Embracing bike lanes without public input is pure folly


By Townsend A. 
“Van” Van Fleet, Alexandria

To the editor:

Derrick Perkins’ article in the August 14 issue of the Alexandria Times titled “Prince and Cameron streets eyed for bike lanes,” highlighted city staff’s current position on this matter.

In this article, Carrie Sanders, who is a division chief in the department of transportation and environmental services, indicates that her agency already has decided to put bike lanes on Cameron and Prince streets. Additionally, the article relates that Jim Durham of the Alexandria Bicycle and Pedestrian Advisory Committee (an at-large committee not appointed by the city council) indicated that previous considerations by the city did not go far enough.

Essentially, it appears that city staff and the committee already have made up their minds as to what the final outcome will be on this issue.

If this is the case, these conclusions were drawn without much public input, since two significant public meetings on the matter have yet to occur. On September 30, the goals and needs of bicyclists and pedestrians will be discussed at the pedestrian and bicycle master plan meeting.

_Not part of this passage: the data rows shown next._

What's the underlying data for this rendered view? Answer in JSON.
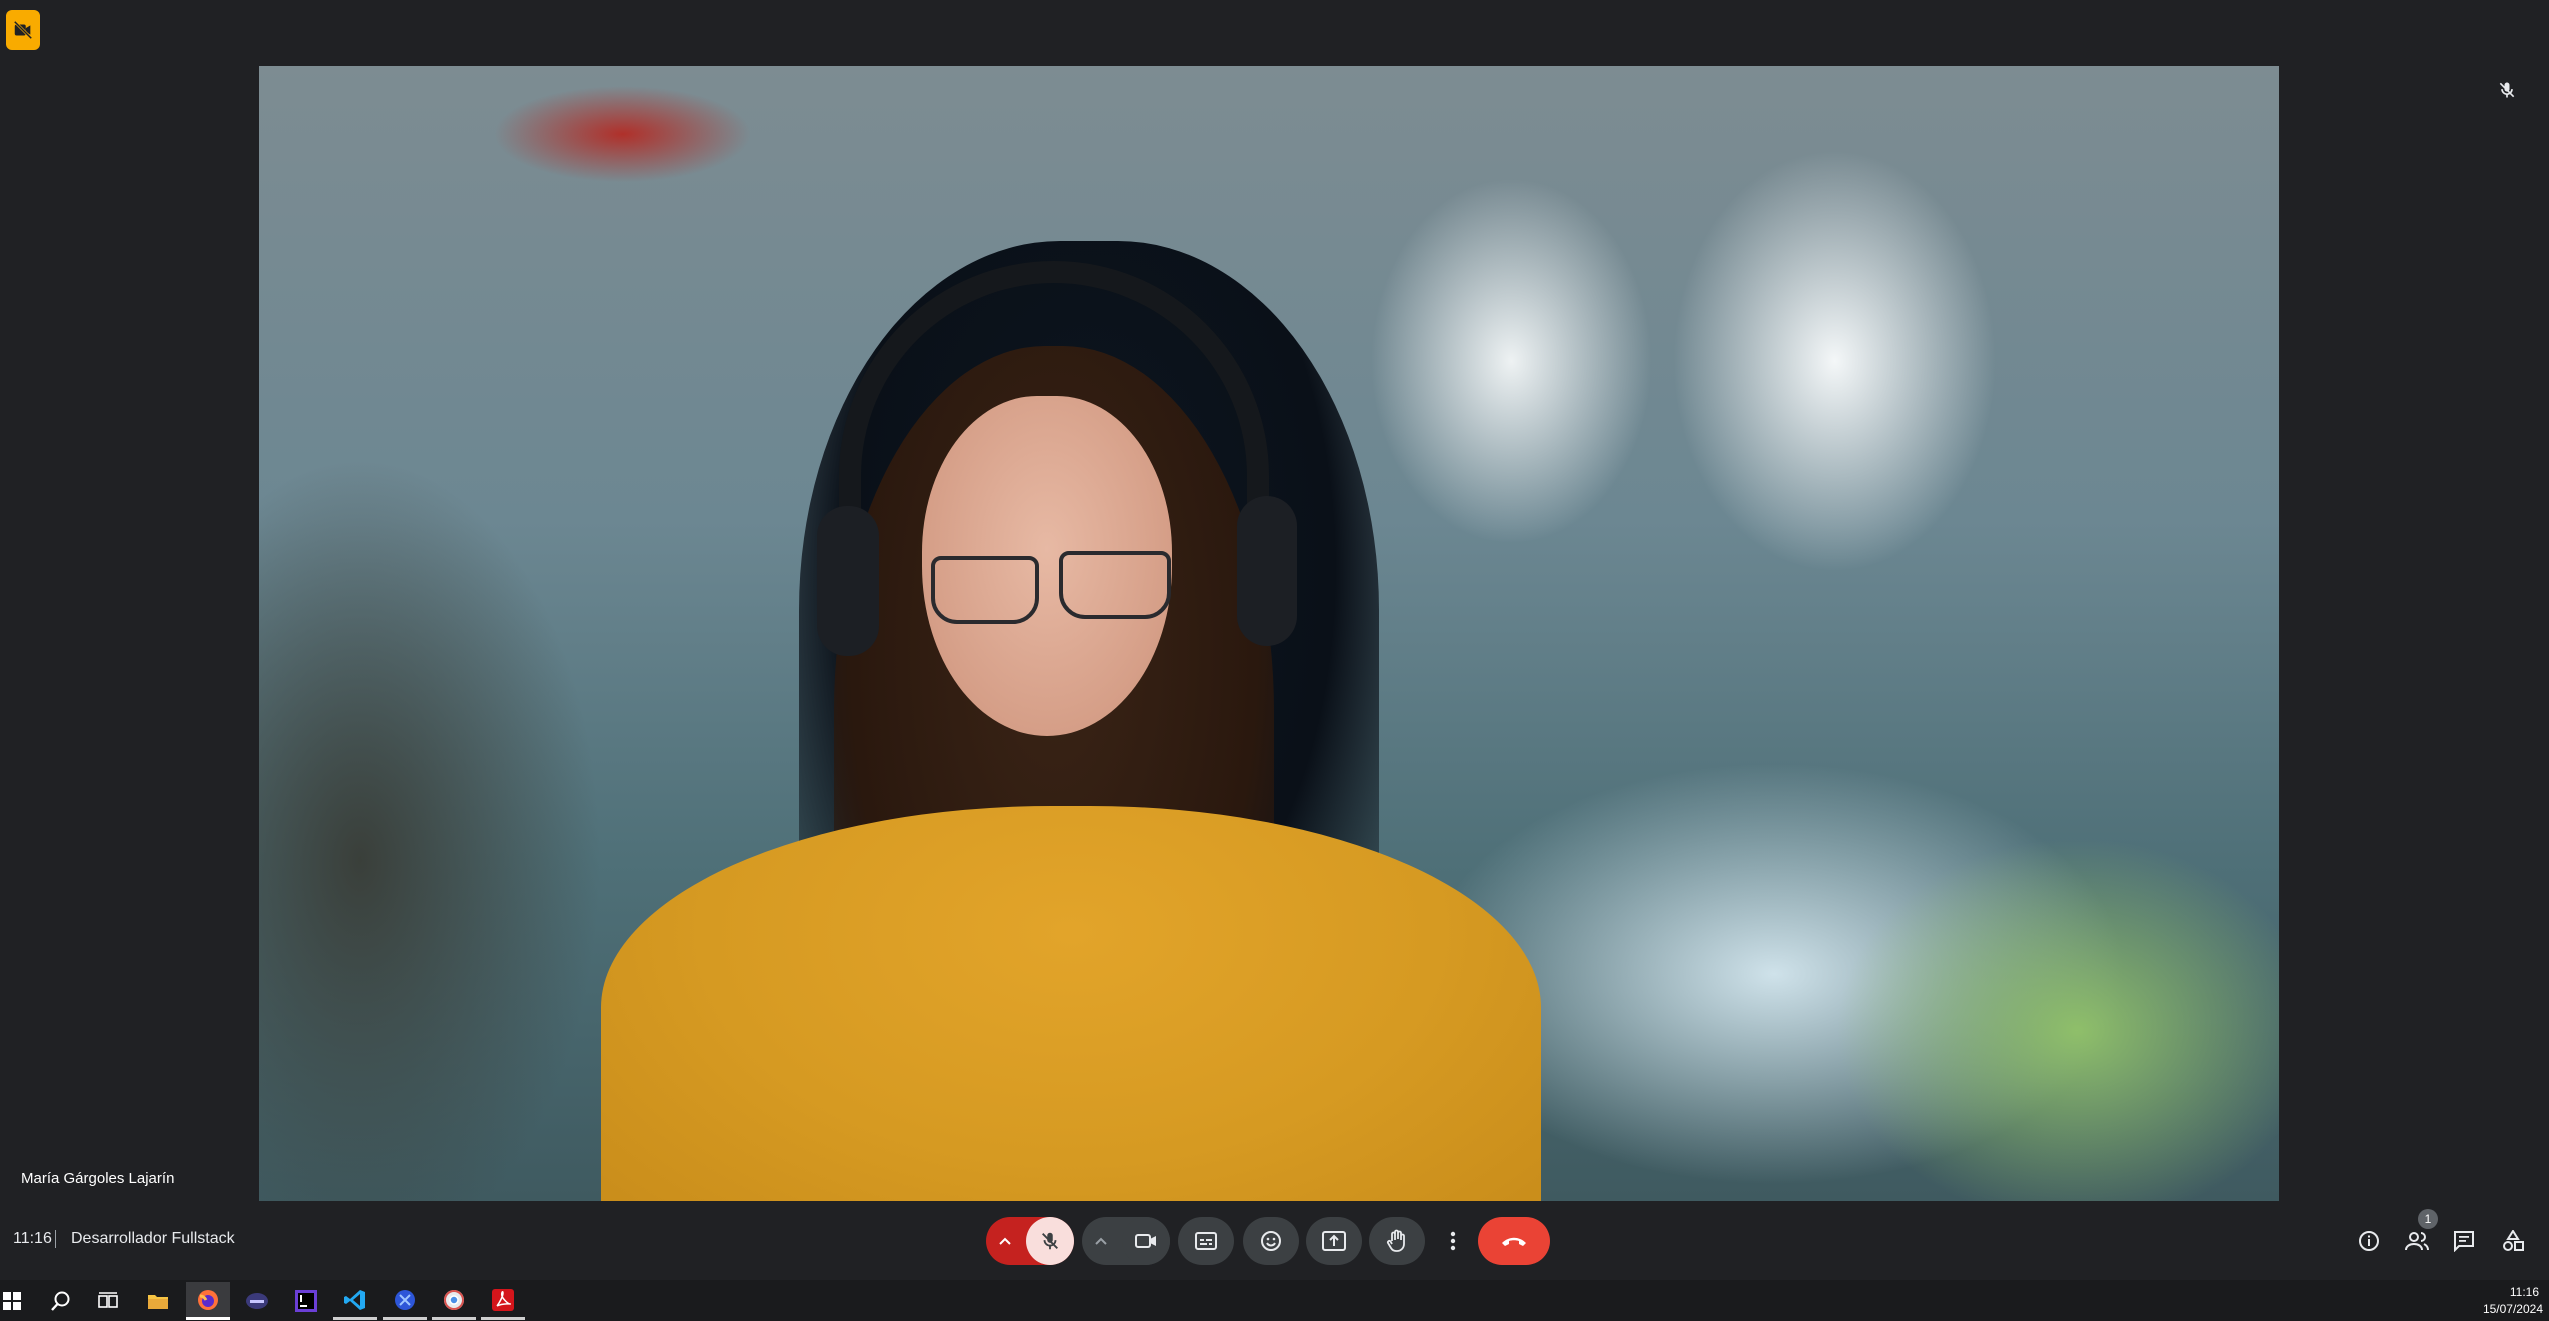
{
  "participant": {
    "name": "María Gárgoles Lajarín"
  },
  "meeting": {
    "time": "11:16",
    "title": "Desarrollador Fullstack"
  },
  "controls": {
    "mic_state": "muted",
    "camera_state": "on",
    "people_count": "1"
  },
  "icons": {
    "camera_off_badge": "camera-off-icon",
    "mic_off": "mic-off-icon",
    "pip": "picture-in-picture-icon",
    "end_call": "end-call-icon"
  },
  "colors": {
    "end_call": "#ea4335",
    "mic_muted_group": "#c5221f",
    "mic_muted_button": "#f9dedc",
    "camera_off_badge": "#f9ab00",
    "background": "#202124"
  },
  "taskbar": {
    "clock_time": "11:16",
    "clock_date": "15/07/2024"
  }
}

On October 9, complete street guidelines will be addressed at the second meeting of the ad-hoc pedestrian and bicycle master plan advisory committee.

Given these apparently forgone conclusions, city staff is once again attempting a preemptive strike on an issue (look to the food truck task force debacle for an example) without having input provided by meetings and committees that are scheduled and convened by the city. It is becoming more and more apparent that these meetings are nothing more than pro forma occurrences to satisfy the requirement for public input.

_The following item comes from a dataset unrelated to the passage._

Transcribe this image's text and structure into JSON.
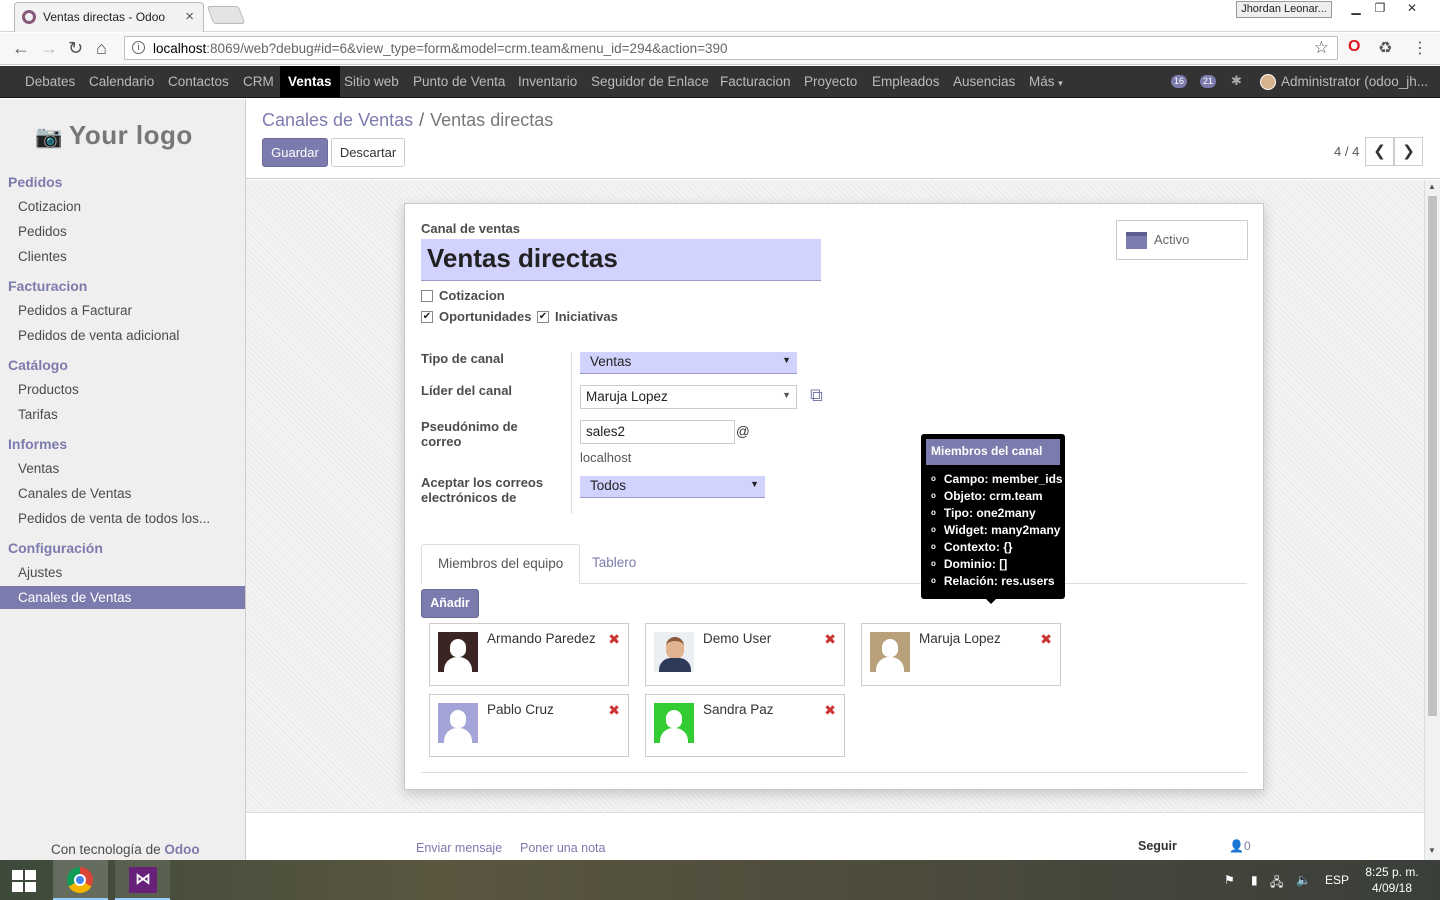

  1. The Alexandria bike count is scheduled to be conducted by BPAC in mid-September.

    They are looking for volunteers to help with the count. I would also encourage residents to count on the dates that are not scheduled by BPAC in order to compare their counts with those of BPAC’s.

    The bike lobby count will likely be artificailly inflated by the interest group active regional communications network. In good market research this is accounted for and discounted. But that requires a professional research effort.

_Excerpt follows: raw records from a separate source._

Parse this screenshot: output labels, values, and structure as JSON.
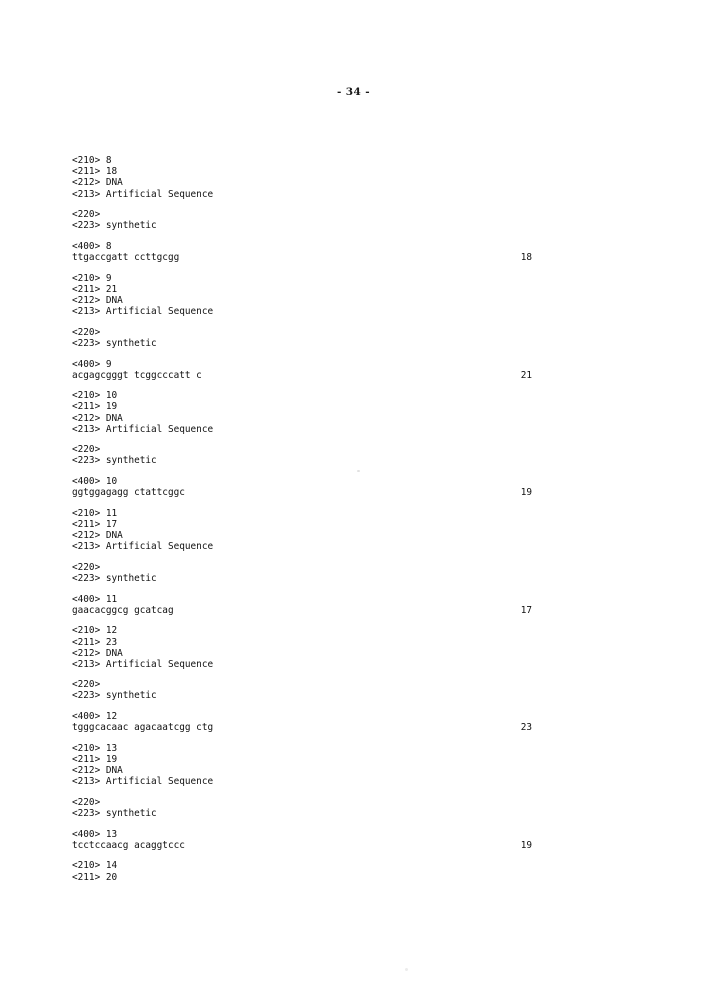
{
  "page": {
    "folio": "- 34 -"
  },
  "listing": [
    {
      "id": "seq-8",
      "header": [
        "<210> 8",
        "<211> 18",
        "<212> DNA",
        "<213> Artificial Sequence"
      ],
      "feature": [
        "<220>",
        "<223> synthetic"
      ],
      "seq_tag": "<400> 8",
      "sequence": "ttgaccgatt ccttgcgg",
      "length": "18"
    },
    {
      "id": "seq-9",
      "header": [
        "<210> 9",
        "<211> 21",
        "<212> DNA",
        "<213> Artificial Sequence"
      ],
      "feature": [
        "<220>",
        "<223> synthetic"
      ],
      "seq_tag": "<400> 9",
      "sequence": "acgagcgggt tcggcccatt c",
      "length": "21"
    },
    {
      "id": "seq-10",
      "header": [
        "<210> 10",
        "<211> 19",
        "<212> DNA",
        "<213> Artificial Sequence"
      ],
      "feature": [
        "<220>",
        "<223> synthetic"
      ],
      "seq_tag": "<400> 10",
      "sequence": "ggtggagagg ctattcggc",
      "length": "19"
    },
    {
      "id": "seq-11",
      "header": [
        "<210> 11",
        "<211> 17",
        "<212> DNA",
        "<213> Artificial Sequence"
      ],
      "feature": [
        "<220>",
        "<223> synthetic"
      ],
      "seq_tag": "<400> 11",
      "sequence": "gaacacggcg gcatcag",
      "length": "17"
    },
    {
      "id": "seq-12",
      "header": [
        "<210> 12",
        "<211> 23",
        "<212> DNA",
        "<213> Artificial Sequence"
      ],
      "feature": [
        "<220>",
        "<223> synthetic"
      ],
      "seq_tag": "<400> 12",
      "sequence": "tgggcacaac agacaatcgg ctg",
      "length": "23"
    },
    {
      "id": "seq-13",
      "header": [
        "<210> 13",
        "<211> 19",
        "<212> DNA",
        "<213> Artificial Sequence"
      ],
      "feature": [
        "<220>",
        "<223> synthetic"
      ],
      "seq_tag": "<400> 13",
      "sequence": "tcctccaacg acaggtccc",
      "length": "19"
    },
    {
      "id": "seq-14-partial",
      "header": [
        "<210> 14",
        "<211> 20"
      ],
      "feature": [],
      "seq_tag": "",
      "sequence": "",
      "length": ""
    }
  ]
}
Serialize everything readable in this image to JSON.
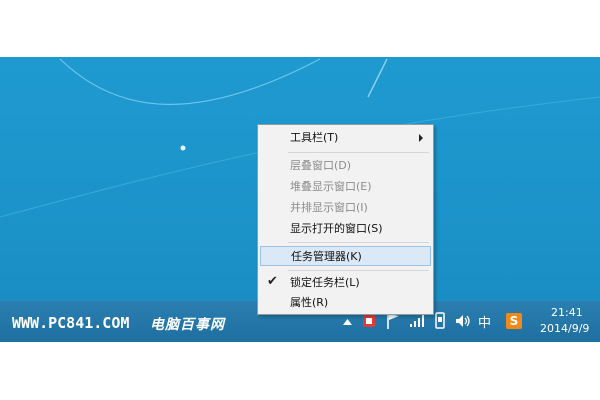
{
  "context_menu": {
    "items": [
      {
        "label": "工具栏(T)"
      },
      {
        "label": "层叠窗口(D)"
      },
      {
        "label": "堆叠显示窗口(E)"
      },
      {
        "label": "并排显示窗口(I)"
      },
      {
        "label": "显示打开的窗口(S)"
      },
      {
        "label": "任务管理器(K)"
      },
      {
        "label": "锁定任务栏(L)",
        "checked": true
      },
      {
        "label": "属性(R)"
      }
    ]
  },
  "watermark": {
    "site": "WWW.PC841.COM",
    "brand": "电脑百事网"
  },
  "tray": {
    "ime": "中",
    "sogou": "S",
    "icons": [
      "show-hidden-icon",
      "app-tray-icon",
      "flag-icon",
      "network-signal-icon",
      "device-icon",
      "volume-icon"
    ]
  },
  "clock": {
    "time": "21:41",
    "date": "2014/9/9"
  },
  "colors": {
    "desktop": "#1f9ad0",
    "taskbar": "#2275a7",
    "menu_background": "#f2f2f2",
    "menu_highlight": "#dbe8f5",
    "sogou": "#f08a17"
  }
}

  2. Is it really necessary for you to publish comments from Townsend Van Fleet? It seems redundant to print that he is against one city plan or another. For the past 22 years that I have lived in Old Town, I cannot recall a single proposal that he did not find fault with. If it included progress or change – Mr. Van Fleet was against it. In the future, I would prefer to hear some new voices – for or against – city plans. I believe that we can do without his consistently negative voice.